TASK :: These records are to be written out exactly as they read, minus the pictures.

*** DATASET EXTRACT ***

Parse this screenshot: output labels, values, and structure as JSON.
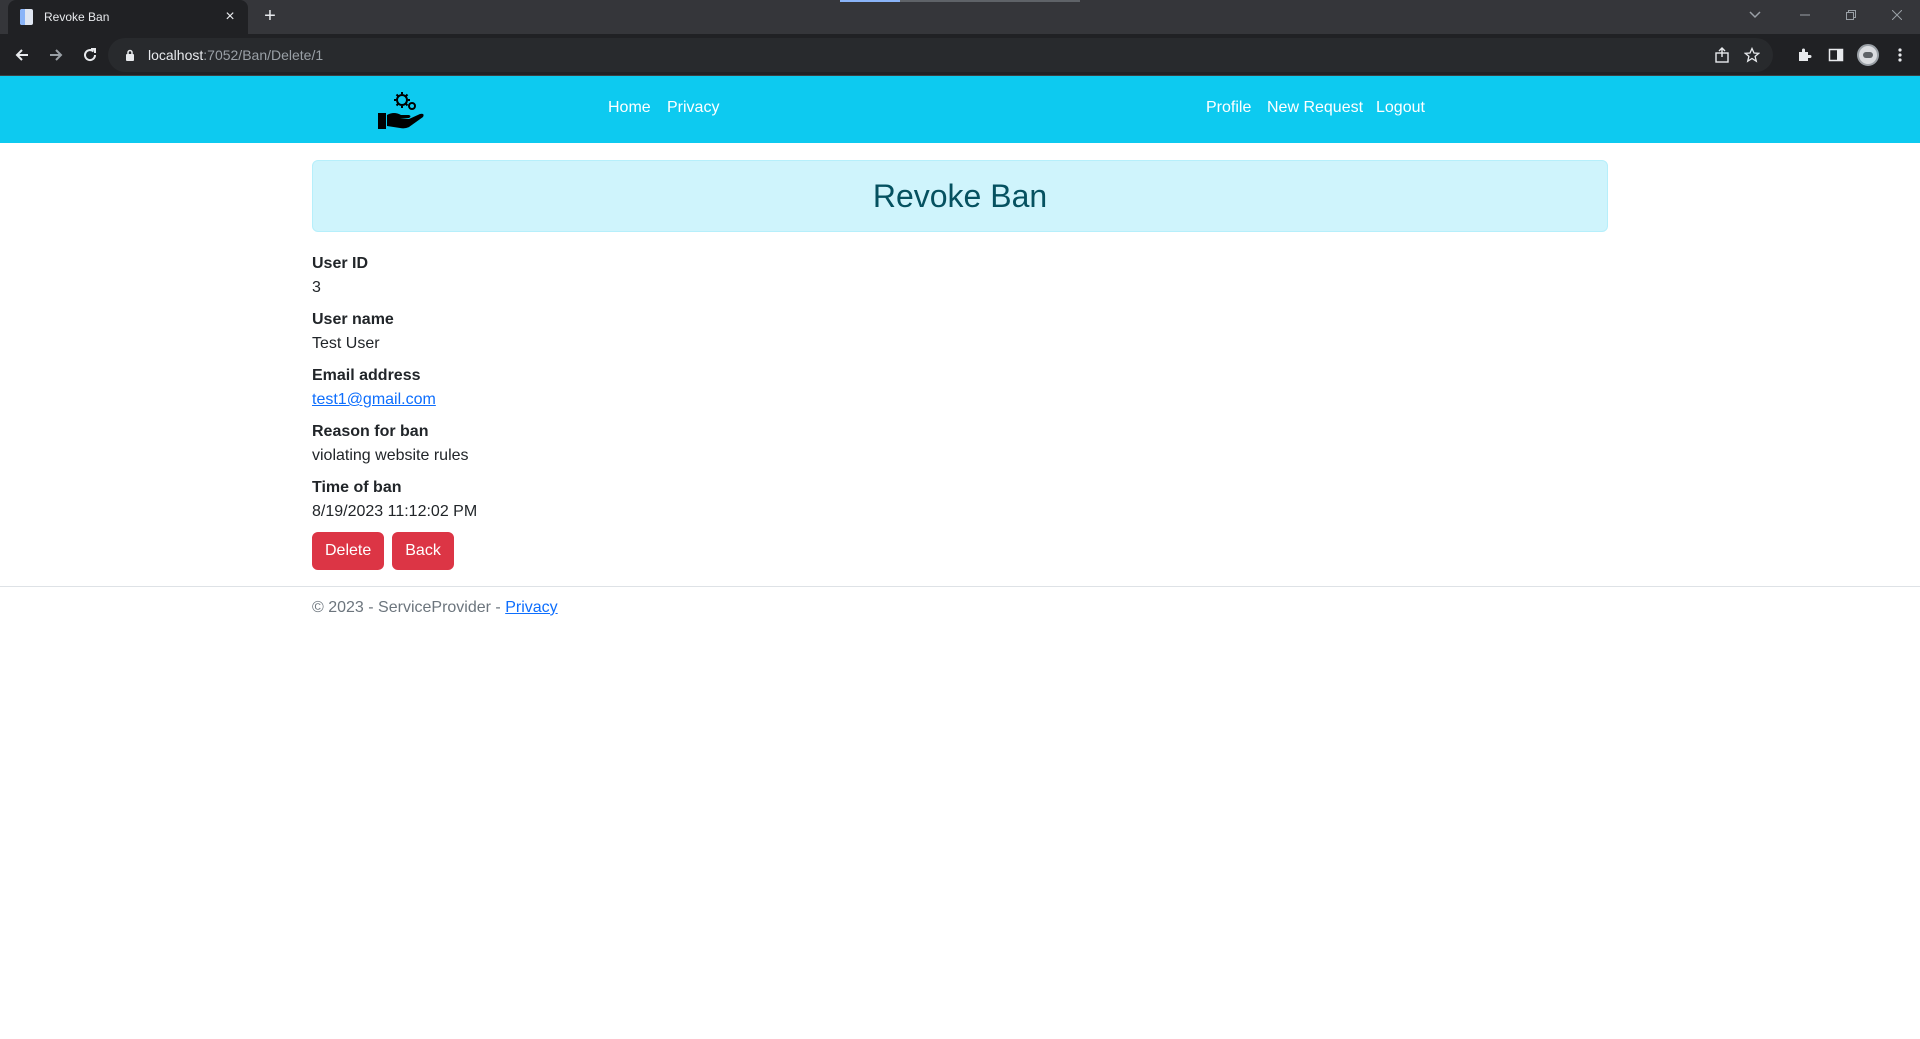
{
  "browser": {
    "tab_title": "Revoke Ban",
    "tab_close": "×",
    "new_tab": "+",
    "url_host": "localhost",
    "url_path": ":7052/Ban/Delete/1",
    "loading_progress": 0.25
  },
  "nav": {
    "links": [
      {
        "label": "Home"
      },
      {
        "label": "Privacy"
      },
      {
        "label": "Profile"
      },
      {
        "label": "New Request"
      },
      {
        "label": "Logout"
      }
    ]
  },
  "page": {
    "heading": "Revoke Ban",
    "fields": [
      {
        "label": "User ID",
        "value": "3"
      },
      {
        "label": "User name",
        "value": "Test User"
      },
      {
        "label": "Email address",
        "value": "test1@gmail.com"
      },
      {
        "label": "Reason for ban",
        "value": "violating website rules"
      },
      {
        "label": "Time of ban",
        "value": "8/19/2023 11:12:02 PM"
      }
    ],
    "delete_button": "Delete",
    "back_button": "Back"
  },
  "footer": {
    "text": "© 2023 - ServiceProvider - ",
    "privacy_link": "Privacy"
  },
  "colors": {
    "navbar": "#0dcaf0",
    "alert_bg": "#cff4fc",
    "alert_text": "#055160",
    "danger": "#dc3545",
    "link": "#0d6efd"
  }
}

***

RESPONSE TO THIS TASK ::
Parse this screenshot: output labels, values, and structure as JSON.
{
  "browser": {
    "tab_title": "Revoke Ban",
    "tab_close": "×",
    "new_tab": "+",
    "url_host": "localhost",
    "url_path": ":7052/Ban/Delete/1",
    "loading_progress": 0.25
  },
  "nav": {
    "links": [
      {
        "label": "Home"
      },
      {
        "label": "Privacy"
      },
      {
        "label": "Profile"
      },
      {
        "label": "New Request"
      },
      {
        "label": "Logout"
      }
    ]
  },
  "page": {
    "heading": "Revoke Ban",
    "fields": [
      {
        "label": "User ID",
        "value": "3"
      },
      {
        "label": "User name",
        "value": "Test User"
      },
      {
        "label": "Email address",
        "value": "test1@gmail.com"
      },
      {
        "label": "Reason for ban",
        "value": "violating website rules"
      },
      {
        "label": "Time of ban",
        "value": "8/19/2023 11:12:02 PM"
      }
    ],
    "delete_button": "Delete",
    "back_button": "Back"
  },
  "footer": {
    "text": "© 2023 - ServiceProvider - ",
    "privacy_link": "Privacy"
  },
  "colors": {
    "navbar": "#0dcaf0",
    "alert_bg": "#cff4fc",
    "alert_text": "#055160",
    "danger": "#dc3545",
    "link": "#0d6efd"
  }
}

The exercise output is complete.